**WHAT THE TASK REQUIRES**
Write every entry out again with no changes, and leave the images behind.
BEGIN MATERIAL FOR THE TASK
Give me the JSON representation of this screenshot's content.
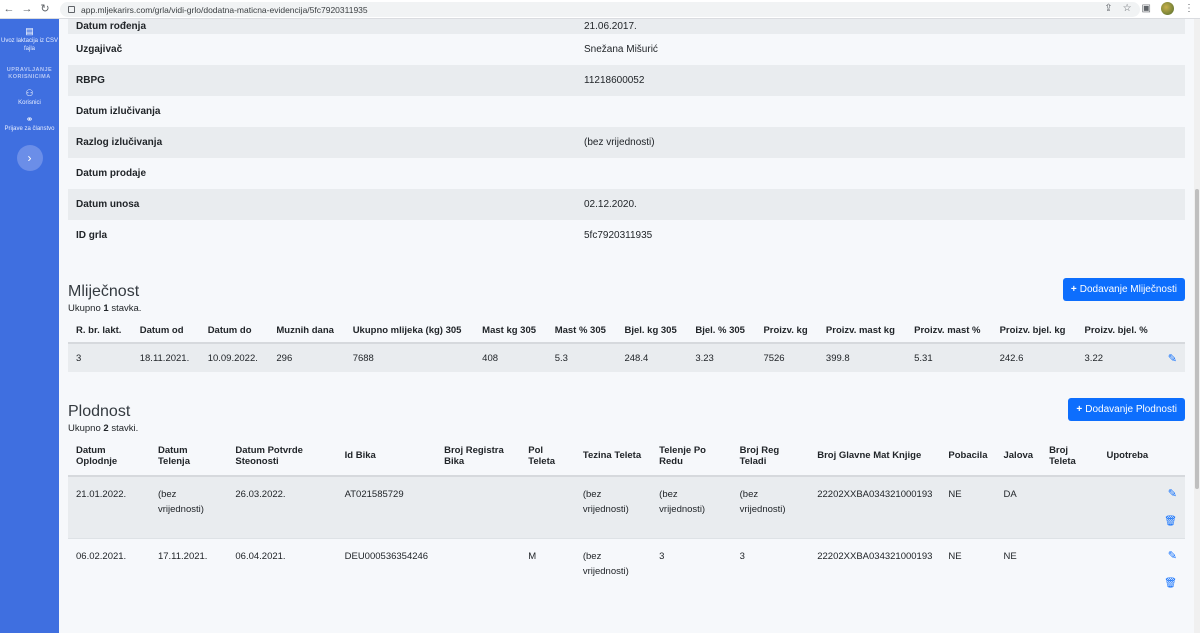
{
  "browser": {
    "url": "app.mljekarirs.com/grla/vidi-grlo/dodatna-maticna-evidencija/5fc7920311935"
  },
  "sidebar": {
    "item_import": "Uvoz laktacija iz CSV fajla",
    "heading": "UPRAVLJANJE KORISNICIMA",
    "item_users": "Korisnici",
    "item_membership": "Prijave za članstvo",
    "toggle": "›"
  },
  "details": [
    {
      "label": "Datum rođenja",
      "value": "21.06.2017."
    },
    {
      "label": "Uzgajivač",
      "value": "Snežana Mišurić"
    },
    {
      "label": "RBPG",
      "value": "11218600052"
    },
    {
      "label": "Datum izlučivanja",
      "value": ""
    },
    {
      "label": "Razlog izlučivanja",
      "value": "(bez vrijednosti)"
    },
    {
      "label": "Datum prodaje",
      "value": ""
    },
    {
      "label": "Datum unosa",
      "value": "02.12.2020."
    },
    {
      "label": "ID grla",
      "value": "5fc7920311935"
    }
  ],
  "mlijecnost": {
    "title": "Mliječnost",
    "add_button": "Dodavanje Mliječnosti",
    "count_prefix": "Ukupno ",
    "count": "1",
    "count_suffix": " stavka.",
    "headers": [
      "R. br. lakt.",
      "Datum od",
      "Datum do",
      "Muznih dana",
      "Ukupno mlijeka (kg) 305",
      "Mast kg 305",
      "Mast % 305",
      "Bjel. kg 305",
      "Bjel. % 305",
      "Proizv. kg",
      "Proizv. mast kg",
      "Proizv. mast %",
      "Proizv. bjel. kg",
      "Proizv. bjel. %"
    ],
    "rows": [
      [
        "3",
        "18.11.2021.",
        "10.09.2022.",
        "296",
        "7688",
        "408",
        "5.3",
        "248.4",
        "3.23",
        "7526",
        "399.8",
        "5.31",
        "242.6",
        "3.22"
      ]
    ]
  },
  "plodnost": {
    "title": "Plodnost",
    "add_button": "Dodavanje Plodnosti",
    "count_prefix": "Ukupno ",
    "count": "2",
    "count_suffix": " stavki.",
    "headers": [
      "Datum Oplodnje",
      "Datum Telenja",
      "Datum Potvrde Steonosti",
      "Id Bika",
      "Broj Registra Bika",
      "Pol Teleta",
      "Tezina Teleta",
      "Telenje Po Redu",
      "Broj Reg Teladi",
      "Broj Glavne Mat Knjige",
      "Pobacila",
      "Jalova",
      "Broj Teleta",
      "Upotreba"
    ],
    "rows": [
      [
        "21.01.2022.",
        "(bez vrijednosti)",
        "26.03.2022.",
        "AT021585729",
        "",
        "",
        "(bez vrijednosti)",
        "(bez vrijednosti)",
        "(bez vrijednosti)",
        "22202XXBA034321000193",
        "NE",
        "DA",
        "",
        ""
      ],
      [
        "06.02.2021.",
        "17.11.2021.",
        "06.04.2021.",
        "DEU000536354246",
        "",
        "M",
        "(bez vrijednosti)",
        "3",
        "3",
        "22202XXBA034321000193",
        "NE",
        "NE",
        "",
        ""
      ]
    ]
  },
  "icons": {
    "edit": "pencil-icon",
    "delete": "trash-icon"
  },
  "colors": {
    "sidebar": "#3f6fe0",
    "primary": "#0d6efd"
  }
}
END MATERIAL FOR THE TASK
**TASK ANSWER**
Give me the JSON representation of this screenshot's content.
{
  "browser": {
    "url": "app.mljekarirs.com/grla/vidi-grlo/dodatna-maticna-evidencija/5fc7920311935"
  },
  "sidebar": {
    "item_import": "Uvoz laktacija iz CSV fajla",
    "heading": "UPRAVLJANJE KORISNICIMA",
    "item_users": "Korisnici",
    "item_membership": "Prijave za članstvo",
    "toggle": "›"
  },
  "details": [
    {
      "label": "Datum rođenja",
      "value": "21.06.2017."
    },
    {
      "label": "Uzgajivač",
      "value": "Snežana Mišurić"
    },
    {
      "label": "RBPG",
      "value": "11218600052"
    },
    {
      "label": "Datum izlučivanja",
      "value": ""
    },
    {
      "label": "Razlog izlučivanja",
      "value": "(bez vrijednosti)"
    },
    {
      "label": "Datum prodaje",
      "value": ""
    },
    {
      "label": "Datum unosa",
      "value": "02.12.2020."
    },
    {
      "label": "ID grla",
      "value": "5fc7920311935"
    }
  ],
  "mlijecnost": {
    "title": "Mliječnost",
    "add_button": "Dodavanje Mliječnosti",
    "count_prefix": "Ukupno ",
    "count": "1",
    "count_suffix": " stavka.",
    "headers": [
      "R. br. lakt.",
      "Datum od",
      "Datum do",
      "Muznih dana",
      "Ukupno mlijeka (kg) 305",
      "Mast kg 305",
      "Mast % 305",
      "Bjel. kg 305",
      "Bjel. % 305",
      "Proizv. kg",
      "Proizv. mast kg",
      "Proizv. mast %",
      "Proizv. bjel. kg",
      "Proizv. bjel. %"
    ],
    "rows": [
      [
        "3",
        "18.11.2021.",
        "10.09.2022.",
        "296",
        "7688",
        "408",
        "5.3",
        "248.4",
        "3.23",
        "7526",
        "399.8",
        "5.31",
        "242.6",
        "3.22"
      ]
    ]
  },
  "plodnost": {
    "title": "Plodnost",
    "add_button": "Dodavanje Plodnosti",
    "count_prefix": "Ukupno ",
    "count": "2",
    "count_suffix": " stavki.",
    "headers": [
      "Datum Oplodnje",
      "Datum Telenja",
      "Datum Potvrde Steonosti",
      "Id Bika",
      "Broj Registra Bika",
      "Pol Teleta",
      "Tezina Teleta",
      "Telenje Po Redu",
      "Broj Reg Teladi",
      "Broj Glavne Mat Knjige",
      "Pobacila",
      "Jalova",
      "Broj Teleta",
      "Upotreba"
    ],
    "rows": [
      [
        "21.01.2022.",
        "(bez vrijednosti)",
        "26.03.2022.",
        "AT021585729",
        "",
        "",
        "(bez vrijednosti)",
        "(bez vrijednosti)",
        "(bez vrijednosti)",
        "22202XXBA034321000193",
        "NE",
        "DA",
        "",
        ""
      ],
      [
        "06.02.2021.",
        "17.11.2021.",
        "06.04.2021.",
        "DEU000536354246",
        "",
        "M",
        "(bez vrijednosti)",
        "3",
        "3",
        "22202XXBA034321000193",
        "NE",
        "NE",
        "",
        ""
      ]
    ]
  },
  "icons": {
    "edit": "pencil-icon",
    "delete": "trash-icon"
  },
  "colors": {
    "sidebar": "#3f6fe0",
    "primary": "#0d6efd"
  }
}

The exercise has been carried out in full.